  43. 43.
    Stevens-Lapsley JE, Petterson SC, Mizner RL, Snyder-Mackler L. Impact of body mass index on functional performance after total knee arthroplasty. J Arthroplasty. 2009 Oct 29 [Epub ahead of print].Google Scholar
  44. 44.
    Walsh M, Woodhouse LJ, Thomas SG, Finch E. Physical impairments and functional limitations: a comparison of individuals 1 year after total knee arthroplasty with control subjects. Phys Ther. 1998;78:248–258.PubMedGoogle Scholar
  45. 45.
    Watters JM, Clancey SM, Moulton SB, Briere KM, Zhu JM. Impaired recovery of strength in older patients after major abdominal surgery. Ann Surg. 1993;218:380–390.CrossRefPubMedGoogle Scholar

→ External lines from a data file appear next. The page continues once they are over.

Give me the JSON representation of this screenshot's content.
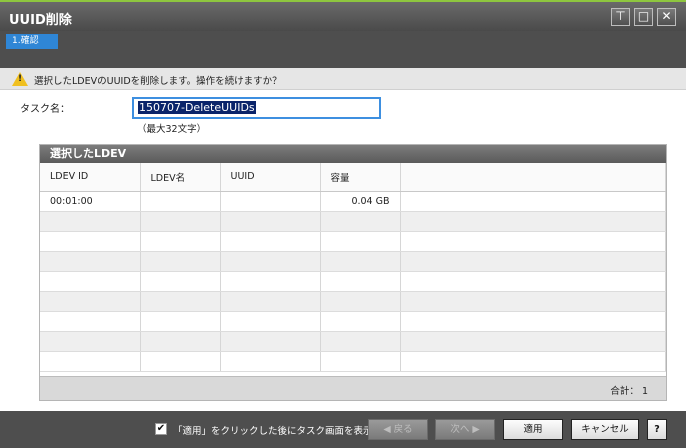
{
  "window": {
    "title": "UUID削除",
    "controls": [
      "pin-icon",
      "maximize-icon",
      "close-icon"
    ]
  },
  "steps": [
    {
      "label": "1.確認",
      "active": true
    }
  ],
  "message": {
    "icon": "warning-icon",
    "text": "選択したLDEVのUUIDを削除します。操作を続けますか？"
  },
  "task": {
    "label": "タスク名：",
    "value": "150707-DeleteUUIDs",
    "hint": "（最大32文字）"
  },
  "table": {
    "title": "選択したLDEV",
    "columns": [
      "LDEV ID",
      "LDEV名",
      "UUID",
      "容量"
    ],
    "rows": [
      {
        "ldev_id": "00:01:00",
        "ldev_name": "",
        "uuid": "",
        "capacity": "0.04 GB"
      }
    ],
    "total_label": "合計：",
    "total_value": "1"
  },
  "footer": {
    "show_task_checkbox_checked": true,
    "show_task_label": "「適用」をクリックした後にタスク画面を表示",
    "back_label": "◀ 戻る",
    "next_label": "次へ ▶",
    "apply_label": "適用",
    "cancel_label": "キャンセル",
    "help_label": "?"
  },
  "colors": {
    "title_bar": "#4a4a4a",
    "step_active": "#2f86d6",
    "input_border": "#3d8fe0",
    "warning": "#f0c020"
  }
}
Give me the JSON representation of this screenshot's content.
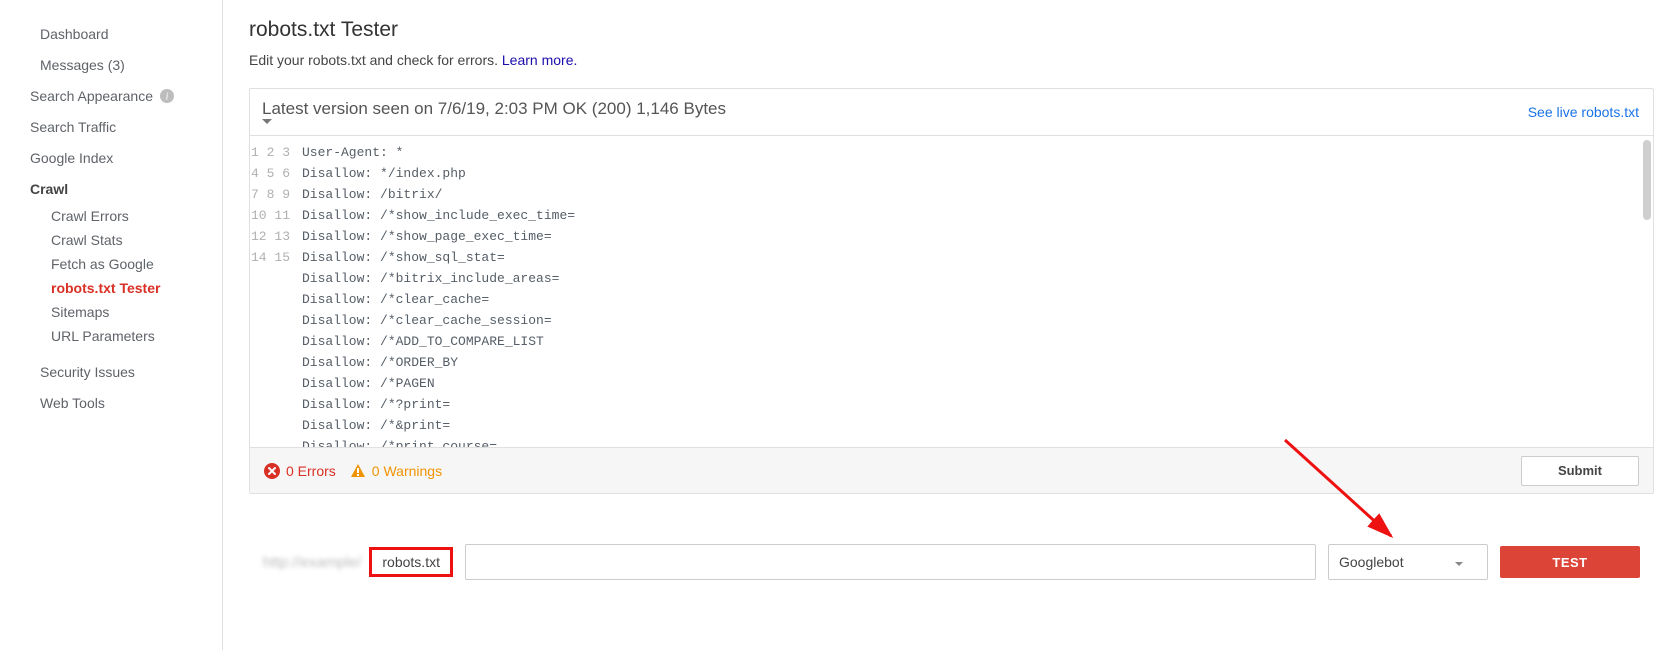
{
  "sidebar": {
    "items": [
      {
        "label": "Dashboard",
        "type": "plain"
      },
      {
        "label": "Messages (3)",
        "type": "plain"
      },
      {
        "label": "Search Appearance",
        "type": "caret",
        "info": true
      },
      {
        "label": "Search Traffic",
        "type": "caret"
      },
      {
        "label": "Google Index",
        "type": "caret"
      },
      {
        "label": "Crawl",
        "type": "caret-open"
      },
      {
        "label": "Security Issues",
        "type": "plain-gap"
      },
      {
        "label": "Web Tools",
        "type": "plain"
      }
    ],
    "crawl_sub": [
      {
        "label": "Crawl Errors"
      },
      {
        "label": "Crawl Stats"
      },
      {
        "label": "Fetch as Google"
      },
      {
        "label": "robots.txt Tester",
        "active": true
      },
      {
        "label": "Sitemaps"
      },
      {
        "label": "URL Parameters"
      }
    ]
  },
  "page": {
    "title": "robots.txt Tester",
    "subtitle_prefix": "Edit your robots.txt and check for errors. ",
    "learn_more": "Learn more.",
    "version_text": "Latest version seen on 7/6/19, 2:03 PM OK (200) 1,146 Bytes",
    "live_link": "See live robots.txt"
  },
  "editor": {
    "lines": [
      "User-Agent: *",
      "Disallow: */index.php",
      "Disallow: /bitrix/",
      "Disallow: /*show_include_exec_time=",
      "Disallow: /*show_page_exec_time=",
      "Disallow: /*show_sql_stat=",
      "Disallow: /*bitrix_include_areas=",
      "Disallow: /*clear_cache=",
      "Disallow: /*clear_cache_session=",
      "Disallow: /*ADD_TO_COMPARE_LIST",
      "Disallow: /*ORDER_BY",
      "Disallow: /*PAGEN",
      "Disallow: /*?print=",
      "Disallow: /*&print=",
      "Disallow: /*print_course="
    ]
  },
  "status": {
    "errors": "0 Errors",
    "warnings": "0 Warnings",
    "submit": "Submit"
  },
  "test": {
    "blurred_prefix": "http://example/",
    "chip": "robots.txt",
    "url_value": "",
    "agent": "Googlebot",
    "button": "TEST"
  }
}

Copyright information

© The Association of Bone and Joint Surgeons® 2010

Authors and Affiliations

  • Jennifer E. Stevens-Lapsley
    • 1
  • Jaclyn E. Balter
    • 1
  • Wendy M. Kohrt
    • 2
  • Donald G. Eckhoff
    • 3
    Email author
  1. 1.Physical Therapy Program, Department of Physical Medicine and RehabilitationUniversity of Colorado DenverAuroraUSA
  2. 2.Division of GeriatricsUniversity of Colorado DenverAuroraUSA
  3. 3.Department of OrthopedicsUniversity of Colorado DenverAuroraUSA

Personalised recommendations